We knew persistent fatigue, shortness of breath or even brain fog. But for many people who have contracted the virus, the Covid-19 would also have hair loss as a sequel.
Hair that falls out every day in handfuls and a source of concern for those who experience it. Is this phenomenon really attributable to the coronavirus? Is this hair loss irreversible or are there effective treatments?
A classic phenomenon of infectious diseases
Contaminated by the Omicron variant a few months ago, Iris, hair long to the waist, quickly found that she was losing it significantly. “When I contracted the coronavirus, I had the classic symptoms: headache and throat pain, body aches, fever, cough, intense fatigue and loss of taste and smell, describes the 28-year-old young woman. I dragged the cough and fatigue for a little while, then I felt better and thought it was behind me. But in the following weeks, with each brush stroke and even each time I simply ran my hand through my hair, I noticed that I was losing a good handful of it.
Like her, many patients testify to the same experience on social networks. So is there really a connection? “Yes, this phenomenon affects around 25% of people who have contracted Covid-19, answers Dr Isabelle Rousseaux, dermatologist and member of the National Syndicate of Dermatologists-Venerologists. Hair loss occurs as a result of the disease, after recovery. It is a sequel, or a persistent symptom observed in people suffering from a long Covid ”.
Covid-19 can therefore cause hair loss, like other viruses. “It is quite commonly observed in patients who have contracted infectious diseases causing high fever, intense fatigue and great stress, explains Dr. Rousseaux, it is also the case in many women after childbirth”. Thus, “a few months after having had a high fever – which is a common symptom of Covid-19 – or recovered from an illness, many people notice noticeable hair loss”, abounds the American Academy of Dermatology, which s pondered the question.
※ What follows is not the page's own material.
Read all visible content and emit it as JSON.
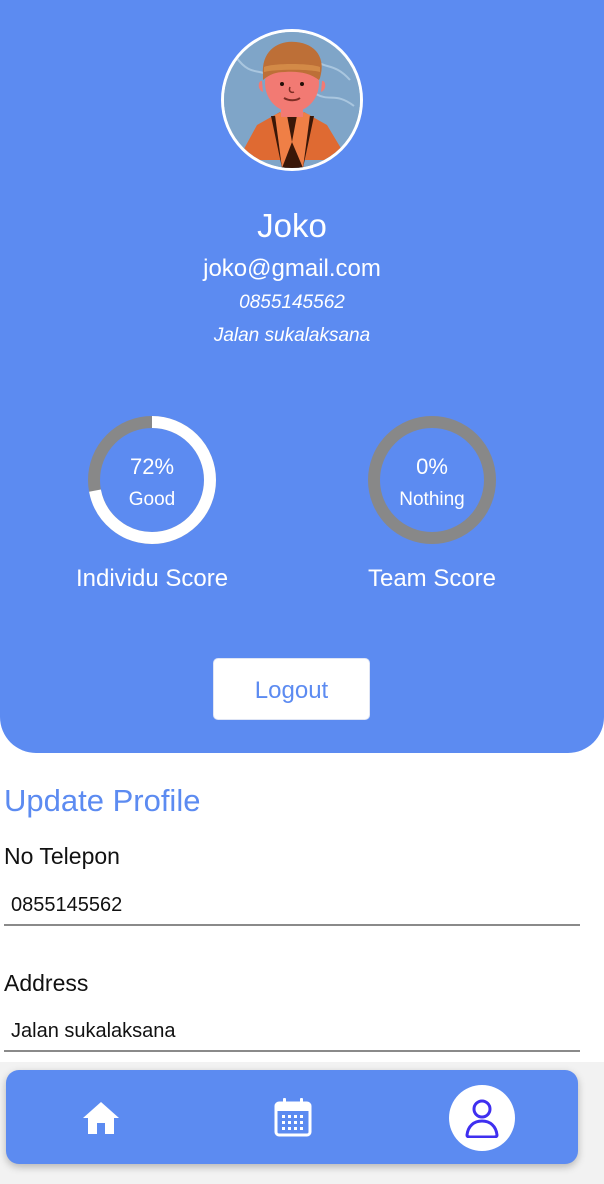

Recovered from the disease, “the organization nevertheless retains some stigmata. It can take place a kind of stupefaction of hair growth, continues Dr. Rousseaux. Normally, the hair goes through three phases and when everything is going well, the majority of the hair is in the growth phase, a small part is in the resting phase and a minority part is in the falling phase. In practice: after the growth phase, which lasts between three and six years, the hair stops growing and goes into a resting phase, before falling out. But when Covid-19 disrupts the hair cycle, hair stops growing and falls out: this is called telogen effluvium”.
But don’t panic, “it’s a normal phenomenon, insofar as it’s part of the hair’s life cycle, reassures the dermatologist. Normally, a person will lose between 50 and 100 hairs a day, but after a Covid, it can be a little more. But the loss is diffuse, distributed over the entire scalp, it does not cause holes”. And according to the observations, “more women are affected, notes Dr. Rousseaux. Maybe there’s a hormonal influence, but it’s also possible that having long hair makes hair loss much noticeable by women, who see the hair pile up in their brush.”
A temporary phenomenon
For her part, Iris, “hope it’s just that this symptom won’t persist for too long, it’s been going on for several weeks and I’m starting to worry”. But “when the cause of hair loss is due to fever, illness or stress, the hair tends to return to normal on its own”, reassures the American Academy of Dermatology. Fortunately, “it is a temporary phenomenon, completes Dr. Rousseaux. The exacerbated hair loss phase generally lasts three to four months, then the hair cycle returns to its normal rhythm and regrowth resumes. On the other hand, the concern when you have long hair is that the regrowth will take time before recovering the original length. We can have a somewhat long interval during which we will have the impression of having less hair mass”.
To remedy this, Iris “considers following a course of food supplements to accelerate regrowth. My pharmacy sells it in capsules and even in gummies, I tell myself that it can’t hurt”. But for Dr. Rousseaux, “these cures are rubbish! First, hair growth follows its own rhythm: it grows programmed like a computer, about one centimeter per month and nothing can speed it up. Moreover, unlike medicines, there is currently no legislation on food supplements. The latter therefore put forward a lot of promise, but without results ”. However, since stress can affect hair health, “taking a cure can have a psychological effect: we think it will help and it can reduce stress. But the most noticeable effect will be especially on the wallet! If there is no return to normal after six months, you should talk to your doctor. But in the vast majority of cases, you just have to be patient”.